_Work order_
Go through the entries below and copy each line that holds the word "quantity".

- Opening Delimiter -

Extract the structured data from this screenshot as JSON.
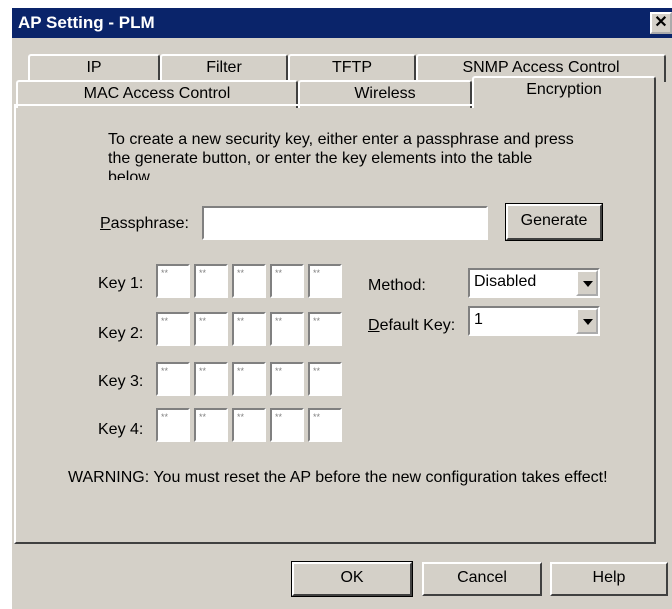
{
  "window": {
    "title": "AP Setting - PLM",
    "close_glyph": "✕"
  },
  "tabs_row1": [
    "IP",
    "Filter",
    "TFTP",
    "SNMP Access Control"
  ],
  "tabs_row2": [
    "MAC Access Control",
    "Wireless",
    "Encryption"
  ],
  "active_tab": "Encryption",
  "intro": "To create a new security key, either enter a passphrase and press the generate button, or enter the key elements into the table below",
  "passphrase": {
    "label_u": "P",
    "label_rest": "assphrase:",
    "value": ""
  },
  "generate_label": "Generate",
  "keys": [
    {
      "label": "Key 1:",
      "cells": [
        "**",
        "**",
        "**",
        "**",
        "**"
      ]
    },
    {
      "label": "Key 2:",
      "cells": [
        "**",
        "**",
        "**",
        "**",
        "**"
      ]
    },
    {
      "label": "Key 3:",
      "cells": [
        "**",
        "**",
        "**",
        "**",
        "**"
      ]
    },
    {
      "label": "Key 4:",
      "cells": [
        "**",
        "**",
        "**",
        "**",
        "**"
      ]
    }
  ],
  "method": {
    "label": "Method:",
    "value": "Disabled"
  },
  "default_key": {
    "label_u": "D",
    "label_rest": "efault Key:",
    "value": "1"
  },
  "warning": "WARNING: You must reset the AP before the new configuration takes effect!",
  "buttons": {
    "ok": "OK",
    "cancel": "Cancel",
    "help": "Help"
  }
}
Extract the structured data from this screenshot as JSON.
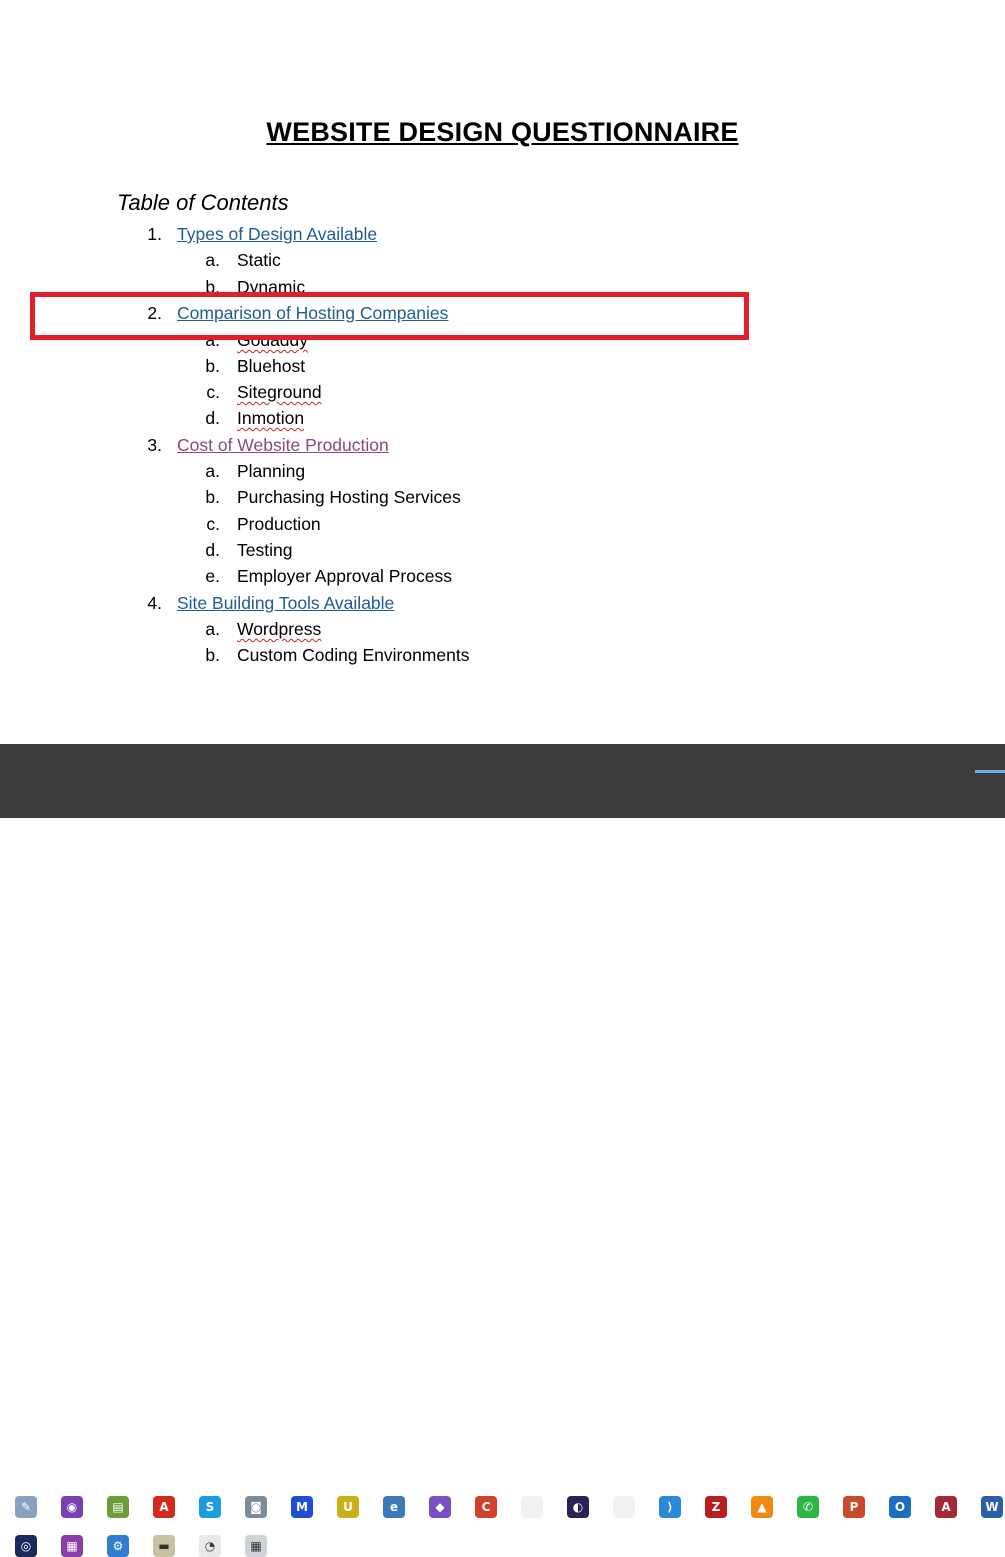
{
  "document": {
    "title": "WEBSITE DESIGN QUESTIONNAIRE",
    "toc_heading": "Table of Contents",
    "sections": [
      {
        "num": "1.",
        "label": "Types of Design Available",
        "items": [
          {
            "letter": "a.",
            "label": "Static"
          },
          {
            "letter": "b.",
            "label": "Dynamic"
          }
        ]
      },
      {
        "num": "2.",
        "label": "Comparison of Hosting Companies",
        "items": [
          {
            "letter": "a.",
            "label": "Godaddy"
          },
          {
            "letter": "b.",
            "label": "Bluehost"
          },
          {
            "letter": "c.",
            "label": "Siteground"
          },
          {
            "letter": "d.",
            "label": "Inmotion"
          }
        ]
      },
      {
        "num": "3.",
        "label": "Cost of Website Production",
        "items": [
          {
            "letter": "a.",
            "label": "Planning"
          },
          {
            "letter": "b.",
            "label": "Purchasing Hosting Services"
          },
          {
            "letter": "c.",
            "label": "Production"
          },
          {
            "letter": "d.",
            "label": "Testing"
          },
          {
            "letter": "e.",
            "label": "Employer Approval Process"
          }
        ]
      },
      {
        "num": "4.",
        "label": "Site Building Tools Available",
        "items": [
          {
            "letter": "a.",
            "label": "Wordpress"
          },
          {
            "letter": "b.",
            "label": "Custom Coding Environments"
          }
        ]
      }
    ]
  },
  "colors": {
    "link": "#1f5c91",
    "visited_link": "#8a4a7a",
    "highlight": "#e0202a",
    "taskbar": "#3c3c3c"
  },
  "taskbar": {
    "row1": [
      {
        "icon": "paint-icon",
        "color": "#8aa0c0",
        "glyph": "✎"
      },
      {
        "icon": "tor-browser-icon",
        "color": "#7a3fb0",
        "glyph": "◉"
      },
      {
        "icon": "notepad-chart-icon",
        "color": "#6b9e3a",
        "glyph": "▤"
      },
      {
        "icon": "acrobat-icon",
        "color": "#d32a1e",
        "glyph": "A"
      },
      {
        "icon": "skype-icon",
        "color": "#1b9be0",
        "glyph": "S"
      },
      {
        "icon": "camera-icon",
        "color": "#7d8a99",
        "glyph": "◙"
      },
      {
        "icon": "malwarebytes-icon",
        "color": "#1f4fd1",
        "glyph": "M"
      },
      {
        "icon": "ultraedit-icon",
        "color": "#c9b018",
        "glyph": "U"
      },
      {
        "icon": "browser-globe-icon",
        "color": "#3a7ab8",
        "glyph": "e"
      },
      {
        "icon": "visual-studio-icon",
        "color": "#7b4fc4",
        "glyph": "◆"
      },
      {
        "icon": "ccleaner-icon",
        "color": "#d0402a",
        "glyph": "C"
      },
      {
        "icon": "blank-file-icon",
        "color": "#f2f2f2",
        "glyph": ""
      },
      {
        "icon": "eclipse-icon",
        "color": "#2c2255",
        "glyph": "◐"
      },
      {
        "icon": "blank-file-icon-2",
        "color": "#f2f2f2",
        "glyph": ""
      },
      {
        "icon": "vscode-icon",
        "color": "#2a8ad8",
        "glyph": "⟩"
      },
      {
        "icon": "filezilla-icon",
        "color": "#b81e1e",
        "glyph": "Z"
      },
      {
        "icon": "vlc-icon",
        "color": "#f08a10",
        "glyph": "▲"
      },
      {
        "icon": "whatsapp-icon",
        "color": "#2bb741",
        "glyph": "✆"
      },
      {
        "icon": "powerpoint-icon",
        "color": "#c94a2a",
        "glyph": "P"
      },
      {
        "icon": "outlook-icon",
        "color": "#1a6fc0",
        "glyph": "O"
      },
      {
        "icon": "access-icon",
        "color": "#a52a36",
        "glyph": "A"
      },
      {
        "icon": "word-icon",
        "color": "#2b5fad",
        "glyph": "W"
      }
    ],
    "row2": [
      {
        "icon": "photoshop-icon",
        "color": "#1a2a5a",
        "glyph": "◎"
      },
      {
        "icon": "winrar-icon",
        "color": "#8a3fa8",
        "glyph": "▦"
      },
      {
        "icon": "network-icon",
        "color": "#2f7fd0",
        "glyph": "⚙"
      },
      {
        "icon": "scanner-icon",
        "color": "#c9c2a0",
        "glyph": "▬"
      },
      {
        "icon": "clock-icon",
        "color": "#e9e9e9",
        "glyph": "◔"
      },
      {
        "icon": "calculator-icon",
        "color": "#cfd3d8",
        "glyph": "▦"
      }
    ]
  }
}
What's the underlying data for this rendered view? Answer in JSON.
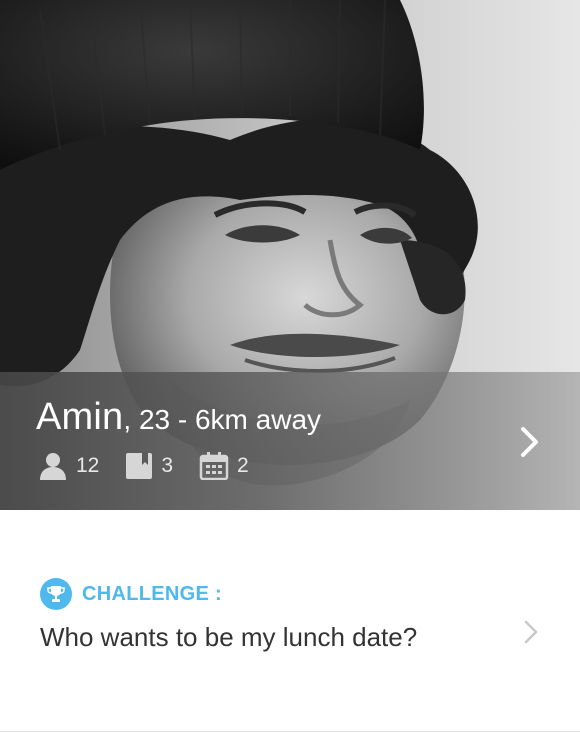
{
  "profile": {
    "name": "Amin",
    "meta": ", 23 - 6km away",
    "stats": {
      "friends": "12",
      "books": "3",
      "events": "2"
    }
  },
  "challenge": {
    "label": "CHALLENGE :",
    "text": "Who wants to be my lunch date?"
  },
  "icons": {
    "friends": "person-icon",
    "books": "bookmark-icon",
    "events": "calendar-icon",
    "challenge": "trophy-icon",
    "next": "chevron-right-icon"
  },
  "colors": {
    "accent": "#4fb8ec",
    "text_dark": "#333333",
    "overlay": "#5a5a5a"
  }
}
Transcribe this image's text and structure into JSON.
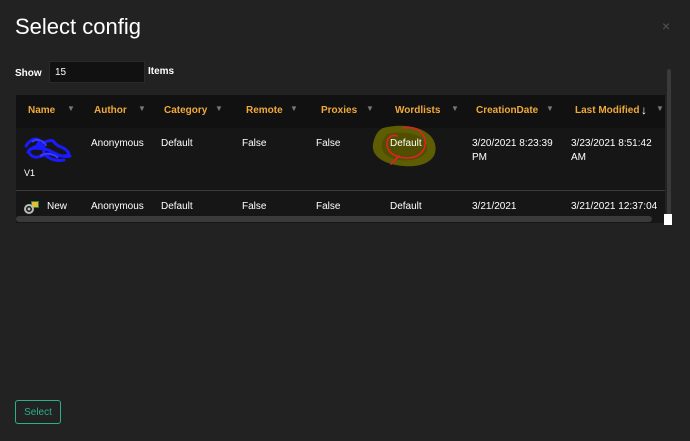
{
  "dialog": {
    "title": "Select config",
    "close_glyph": "×"
  },
  "show": {
    "label": "Show",
    "value": "15",
    "items_label": "Items"
  },
  "table": {
    "columns": [
      {
        "label": "Name"
      },
      {
        "label": "Author"
      },
      {
        "label": "Category"
      },
      {
        "label": "Remote"
      },
      {
        "label": "Proxies"
      },
      {
        "label": "Wordlists"
      },
      {
        "label": "CreationDate"
      },
      {
        "label": "Last Modified"
      }
    ],
    "sort_glyph": "↓",
    "filter_glyph": "▼",
    "rows": [
      {
        "name": "V1",
        "author": "Anonymous",
        "category": "Default",
        "remote": "False",
        "proxies": "False",
        "wordlists": "Default",
        "creation_date_line1": "3/20/2021 8:23:39",
        "creation_date_line2": "PM",
        "last_modified_line1": "3/23/2021 8:51:42",
        "last_modified_line2": "AM"
      },
      {
        "name": "New",
        "author": "Anonymous",
        "category": "Default",
        "remote": "False",
        "proxies": "False",
        "wordlists": "Default",
        "creation_date": "3/21/2021",
        "last_modified": "3/21/2021 12:37:04"
      }
    ],
    "icons": {
      "row1": "redacted-scribble-icon",
      "row2": "config-icon"
    }
  },
  "footer": {
    "select_label": "Select"
  },
  "colors": {
    "background": "#222222",
    "header_bg": "#111111",
    "header_text": "#f0a93c",
    "accent": "#2bb08a",
    "annotation_red": "#e0202a",
    "annotation_yellow": "#6b6a00",
    "scribble_blue": "#1a1aff"
  }
}
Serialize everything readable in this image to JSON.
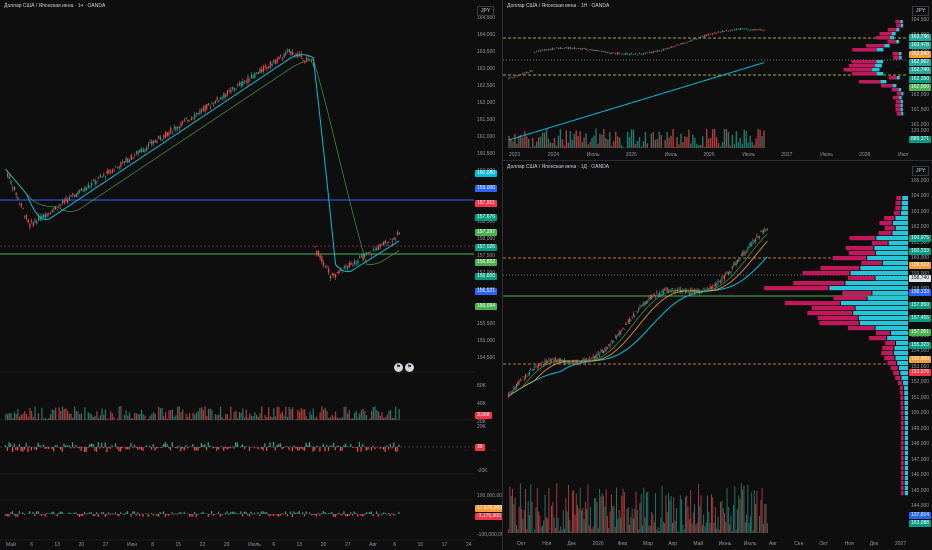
{
  "left": {
    "title": "Доллар США / Японская иена · 1ч · OANDA",
    "currency": "JPY",
    "price_ticks": [
      "164,500",
      "164,000",
      "163,500",
      "163,000",
      "162,500",
      "162,000",
      "161,500",
      "161,000",
      "160,500",
      "160,000",
      "159,500",
      "159,000",
      "158,500",
      "158,000",
      "157,500",
      "157,000",
      "156,500",
      "156,000",
      "155,500",
      "155,000",
      "154,500"
    ],
    "price_tags": [
      {
        "text": "160,080",
        "color": "#00bcd4"
      },
      {
        "text": "159,000",
        "color": "#2962ff"
      },
      {
        "text": "157,911",
        "color": "#f23645"
      },
      {
        "text": "157,676",
        "color": "#089981"
      },
      {
        "text": "157,297",
        "color": "#4caf50"
      },
      {
        "text": "157,026",
        "color": "#089981"
      },
      {
        "text": "156,852",
        "color": "#4caf50"
      },
      {
        "text": "156,650",
        "color": "#089981"
      },
      {
        "text": "156,521",
        "color": "#2962ff"
      },
      {
        "text": "156,094",
        "color": "#4caf50"
      }
    ],
    "time_ticks": [
      "Май",
      "6",
      "13",
      "20",
      "27",
      "Июн",
      "8",
      "15",
      "22",
      "29",
      "Июль",
      "6",
      "13",
      "20",
      "27",
      "Авг",
      "6",
      "10",
      "17",
      "24"
    ],
    "vol_ticks": [
      "80K",
      "40K",
      "20K"
    ],
    "vol_tag": "3,068",
    "osc_ticks": [
      "20K",
      "-20K"
    ],
    "osc_tag": "39",
    "flow_ticks": [
      "100,000,000",
      "-100,000,000"
    ],
    "flow_tags": [
      "17,876,000",
      "-3,175,000"
    ]
  },
  "right_top": {
    "title": "Доллар США / Японская иена · 1Н · OANDA",
    "currency": "JPY",
    "price_ticks": [
      "164,500",
      "164,000",
      "163,500",
      "163,000",
      "162,500",
      "162,000",
      "161,500",
      "161,000",
      "160,500"
    ],
    "price_tags": [
      {
        "text": "163,796",
        "color": "#26a69a"
      },
      {
        "text": "163,478",
        "color": "#26a69a"
      },
      {
        "text": "163,040",
        "color": "#f59e3b"
      },
      {
        "text": "162,962",
        "color": "#26a69a"
      },
      {
        "text": "162,740",
        "color": "#26a69a"
      },
      {
        "text": "162,350",
        "color": "#089981"
      },
      {
        "text": "162,000",
        "color": "#4caf50"
      }
    ],
    "vol_ticks": [
      "120,000"
    ],
    "vol_tag": "889,371",
    "time_ticks": [
      "2023",
      "2024",
      "Июль",
      "2025",
      "Июль",
      "2026",
      "Июль",
      "2027",
      "Июль",
      "2028",
      "Июль"
    ]
  },
  "right_bottom": {
    "title": "Доллар США / Японская иена · 1Д · OANDA",
    "currency": "JPY",
    "price_ticks": [
      "165,000",
      "164,000",
      "163,000",
      "162,000",
      "161,000",
      "160,000",
      "159,000",
      "158,000",
      "157,000",
      "156,000",
      "155,000",
      "154,000",
      "153,000",
      "152,000",
      "151,000",
      "150,000",
      "149,000",
      "148,000",
      "147,000",
      "146,000",
      "145,000",
      "144,000"
    ],
    "price_tags": [
      {
        "text": "160,975",
        "color": "#089981"
      },
      {
        "text": "160,233",
        "color": "#089981"
      },
      {
        "text": "159,512",
        "color": "#f59e3b"
      },
      {
        "text": "158,740",
        "color": "#e0e3eb"
      },
      {
        "text": "158,133",
        "color": "#2962ff"
      },
      {
        "text": "157,850",
        "color": "#089981"
      },
      {
        "text": "157,455",
        "color": "#089981"
      },
      {
        "text": "157,051",
        "color": "#4caf50"
      },
      {
        "text": "155,323",
        "color": "#089981"
      },
      {
        "text": "153,800",
        "color": "#f59e3b"
      },
      {
        "text": "153,076",
        "color": "#f23645"
      }
    ],
    "vol_tags": [
      "137,814",
      "163,088"
    ],
    "time_ticks": [
      "Окт",
      "Ноя",
      "Дек",
      "2026",
      "Фев",
      "Мар",
      "Апр",
      "Май",
      "Июнь",
      "Июль",
      "Авг",
      "Сен",
      "Окт",
      "Ноя",
      "Дек",
      "2027"
    ]
  },
  "icons": [
    "flag-icon",
    "flag-icon"
  ],
  "colors": {
    "up": "#26a69a",
    "down": "#ef5350",
    "bg": "#0e0e0e",
    "ema_cyan": "#00bcd4",
    "level_green": "#4caf50",
    "level_blue": "#2962ff",
    "level_orange": "#f59e3b",
    "profile_pink": "#c2185b",
    "profile_cyan": "#26c6da"
  }
}
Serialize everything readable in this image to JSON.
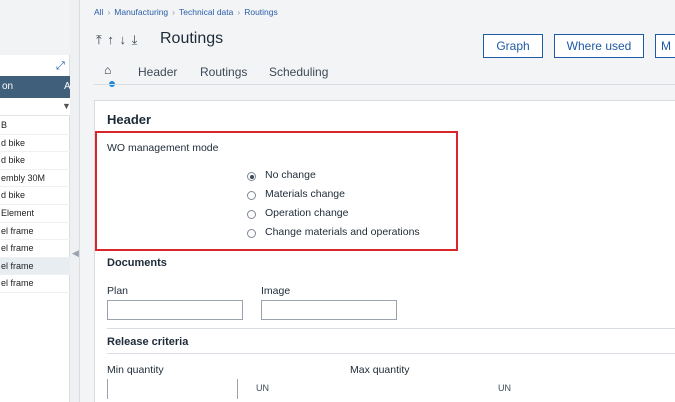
{
  "left_panel": {
    "col1": "on",
    "col2": "A",
    "rows": [
      "B",
      "d bike",
      "d bike",
      "embly 30M",
      "d bike",
      "Element",
      "el frame",
      "el frame",
      "el frame",
      "el frame"
    ]
  },
  "breadcrumb": [
    "All",
    "Manufacturing",
    "Technical data",
    "Routings"
  ],
  "page": {
    "title": "Routings",
    "buttons": {
      "graph": "Graph",
      "where_used": "Where used",
      "more": "M"
    },
    "tabs": {
      "header": "Header",
      "routings": "Routings",
      "scheduling": "Scheduling"
    }
  },
  "header_section": {
    "title": "Header",
    "wo_mode": {
      "label": "WO management mode",
      "options": [
        "No change",
        "Materials change",
        "Operation change",
        "Change materials and operations"
      ],
      "selected": "No change"
    },
    "documents": {
      "title": "Documents",
      "plan_label": "Plan",
      "image_label": "Image"
    },
    "release": {
      "title": "Release criteria",
      "min_label": "Min quantity",
      "max_label": "Max quantity",
      "min_unit": "UN",
      "max_unit": "UN"
    }
  },
  "colors": {
    "accent": "#1f5aa6",
    "highlight_border": "#d9262b",
    "grid_header": "#3f5f7a"
  }
}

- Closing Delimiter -

_Exercise output_
      "min_label": "Min quantity",
      "max_label": "Max quantity",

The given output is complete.